*What is required*: Every entry is to be printed again precisely as given.

*** Opening Dataset extract ***

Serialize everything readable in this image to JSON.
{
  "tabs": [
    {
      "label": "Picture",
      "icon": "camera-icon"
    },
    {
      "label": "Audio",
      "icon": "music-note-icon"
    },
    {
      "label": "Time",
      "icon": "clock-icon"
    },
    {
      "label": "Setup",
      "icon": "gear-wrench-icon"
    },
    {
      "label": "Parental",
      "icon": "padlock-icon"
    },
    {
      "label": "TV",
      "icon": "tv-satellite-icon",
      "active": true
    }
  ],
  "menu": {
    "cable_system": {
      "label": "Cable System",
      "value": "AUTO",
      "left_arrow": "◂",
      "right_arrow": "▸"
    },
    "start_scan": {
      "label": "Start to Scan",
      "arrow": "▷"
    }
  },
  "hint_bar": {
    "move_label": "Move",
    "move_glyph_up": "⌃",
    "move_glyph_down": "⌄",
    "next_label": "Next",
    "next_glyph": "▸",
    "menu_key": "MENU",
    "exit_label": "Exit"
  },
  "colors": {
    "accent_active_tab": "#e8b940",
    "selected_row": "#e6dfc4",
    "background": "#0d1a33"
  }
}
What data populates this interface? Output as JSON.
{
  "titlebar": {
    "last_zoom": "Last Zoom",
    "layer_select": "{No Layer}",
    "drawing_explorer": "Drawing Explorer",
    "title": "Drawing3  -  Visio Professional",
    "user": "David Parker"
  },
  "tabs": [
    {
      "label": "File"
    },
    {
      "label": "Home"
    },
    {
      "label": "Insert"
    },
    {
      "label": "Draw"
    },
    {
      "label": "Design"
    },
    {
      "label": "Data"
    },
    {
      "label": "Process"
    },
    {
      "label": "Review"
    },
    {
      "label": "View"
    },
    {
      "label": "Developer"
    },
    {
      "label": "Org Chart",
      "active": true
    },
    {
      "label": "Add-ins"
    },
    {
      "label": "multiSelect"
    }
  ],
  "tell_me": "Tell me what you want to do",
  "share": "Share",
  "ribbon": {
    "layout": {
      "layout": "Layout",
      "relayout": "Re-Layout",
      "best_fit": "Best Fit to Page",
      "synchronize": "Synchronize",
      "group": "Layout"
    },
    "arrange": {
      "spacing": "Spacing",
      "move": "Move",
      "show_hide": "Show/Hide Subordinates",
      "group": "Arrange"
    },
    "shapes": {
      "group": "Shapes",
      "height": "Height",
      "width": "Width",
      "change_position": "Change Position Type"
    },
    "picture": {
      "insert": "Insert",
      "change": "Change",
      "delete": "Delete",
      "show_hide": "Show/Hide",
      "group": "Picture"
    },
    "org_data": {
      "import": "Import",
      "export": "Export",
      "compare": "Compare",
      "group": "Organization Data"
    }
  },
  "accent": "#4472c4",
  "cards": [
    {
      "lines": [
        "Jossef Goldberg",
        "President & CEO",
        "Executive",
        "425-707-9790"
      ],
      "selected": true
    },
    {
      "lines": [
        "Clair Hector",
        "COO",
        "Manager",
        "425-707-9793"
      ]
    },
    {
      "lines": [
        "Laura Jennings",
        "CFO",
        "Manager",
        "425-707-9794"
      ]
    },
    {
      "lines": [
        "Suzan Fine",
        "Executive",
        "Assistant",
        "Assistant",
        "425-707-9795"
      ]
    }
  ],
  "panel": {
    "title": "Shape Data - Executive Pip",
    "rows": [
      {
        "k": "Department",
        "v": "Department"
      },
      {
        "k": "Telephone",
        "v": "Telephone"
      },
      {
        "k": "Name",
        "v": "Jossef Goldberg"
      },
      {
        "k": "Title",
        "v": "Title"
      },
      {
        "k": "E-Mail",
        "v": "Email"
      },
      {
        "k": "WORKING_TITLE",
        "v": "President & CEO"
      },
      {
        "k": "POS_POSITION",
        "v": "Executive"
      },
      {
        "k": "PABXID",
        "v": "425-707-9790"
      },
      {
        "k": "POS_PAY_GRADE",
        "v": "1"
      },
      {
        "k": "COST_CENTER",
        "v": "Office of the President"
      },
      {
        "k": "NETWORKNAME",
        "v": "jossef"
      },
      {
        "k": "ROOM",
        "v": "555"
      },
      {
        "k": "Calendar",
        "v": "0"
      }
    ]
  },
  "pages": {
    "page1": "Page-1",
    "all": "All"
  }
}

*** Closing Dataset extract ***

*Answer box*:
Serialize everything readable in this image to JSON.
{
  "tabs": [
    {
      "label": "Picture",
      "icon": "camera-icon"
    },
    {
      "label": "Audio",
      "icon": "music-note-icon"
    },
    {
      "label": "Time",
      "icon": "clock-icon"
    },
    {
      "label": "Setup",
      "icon": "gear-wrench-icon"
    },
    {
      "label": "Parental",
      "icon": "padlock-icon"
    },
    {
      "label": "TV",
      "icon": "tv-satellite-icon",
      "active": true
    }
  ],
  "menu": {
    "cable_system": {
      "label": "Cable System",
      "value": "AUTO",
      "left_arrow": "◂",
      "right_arrow": "▸"
    },
    "start_scan": {
      "label": "Start to Scan",
      "arrow": "▷"
    }
  },
  "hint_bar": {
    "move_label": "Move",
    "move_glyph_up": "⌃",
    "move_glyph_down": "⌄",
    "next_label": "Next",
    "next_glyph": "▸",
    "menu_key": "MENU",
    "exit_label": "Exit"
  },
  "colors": {
    "accent_active_tab": "#e8b940",
    "selected_row": "#e6dfc4",
    "background": "#0d1a33"
  }
}
What data populates this interface? Output as JSON.
{
  "titlebar": {
    "last_zoom": "Last Zoom",
    "layer_select": "{No Layer}",
    "drawing_explorer": "Drawing Explorer",
    "title": "Drawing3  -  Visio Professional",
    "user": "David Parker"
  },
  "tabs": [
    {
      "label": "File"
    },
    {
      "label": "Home"
    },
    {
      "label": "Insert"
    },
    {
      "label": "Draw"
    },
    {
      "label": "Design"
    },
    {
      "label": "Data"
    },
    {
      "label": "Process"
    },
    {
      "label": "Review"
    },
    {
      "label": "View"
    },
    {
      "label": "Developer"
    },
    {
      "label": "Org Chart",
      "active": true
    },
    {
      "label": "Add-ins"
    },
    {
      "label": "multiSelect"
    }
  ],
  "tell_me": "Tell me what you want to do",
  "share": "Share",
  "ribbon": {
    "layout": {
      "layout": "Layout",
      "relayout": "Re-Layout",
      "best_fit": "Best Fit to Page",
      "synchronize": "Synchronize",
      "group": "Layout"
    },
    "arrange": {
      "spacing": "Spacing",
      "move": "Move",
      "show_hide": "Show/Hide Subordinates",
      "group": "Arrange"
    },
    "shapes": {
      "group": "Shapes",
      "height": "Height",
      "width": "Width",
      "change_position": "Change Position Type"
    },
    "picture": {
      "insert": "Insert",
      "change": "Change",
      "delete": "Delete",
      "show_hide": "Show/Hide",
      "group": "Picture"
    },
    "org_data": {
      "import": "Import",
      "export": "Export",
      "compare": "Compare",
      "group": "Organization Data"
    }
  },
  "accent": "#4472c4",
  "cards": [
    {
      "lines": [
        "Jossef Goldberg",
        "President & CEO",
        "Executive",
        "425-707-9790"
      ],
      "selected": true
    },
    {
      "lines": [
        "Clair Hector",
        "COO",
        "Manager",
        "425-707-9793"
      ]
    },
    {
      "lines": [
        "Laura Jennings",
        "CFO",
        "Manager",
        "425-707-9794"
      ]
    },
    {
      "lines": [
        "Suzan Fine",
        "Executive",
        "Assistant",
        "Assistant",
        "425-707-9795"
      ]
    }
  ],
  "panel": {
    "title": "Shape Data - Executive Pip",
    "rows": [
      {
        "k": "Department",
        "v": "Department"
      },
      {
        "k": "Telephone",
        "v": "Telephone"
      },
      {
        "k": "Name",
        "v": "Jossef Goldberg"
      },
      {
        "k": "Title",
        "v": "Title"
      },
      {
        "k": "E-Mail",
        "v": "Email"
      },
      {
        "k": "WORKING_TITLE",
        "v": "President & CEO"
      },
      {
        "k": "POS_POSITION",
        "v": "Executive"
      },
      {
        "k": "PABXID",
        "v": "425-707-9790"
      },
      {
        "k": "POS_PAY_GRADE",
        "v": "1"
      },
      {
        "k": "COST_CENTER",
        "v": "Office of the President"
      },
      {
        "k": "NETWORKNAME",
        "v": "jossef"
      },
      {
        "k": "ROOM",
        "v": "555"
      },
      {
        "k": "Calendar",
        "v": "0"
      }
    ]
  },
  "pages": {
    "page1": "Page-1",
    "all": "All"
  }
}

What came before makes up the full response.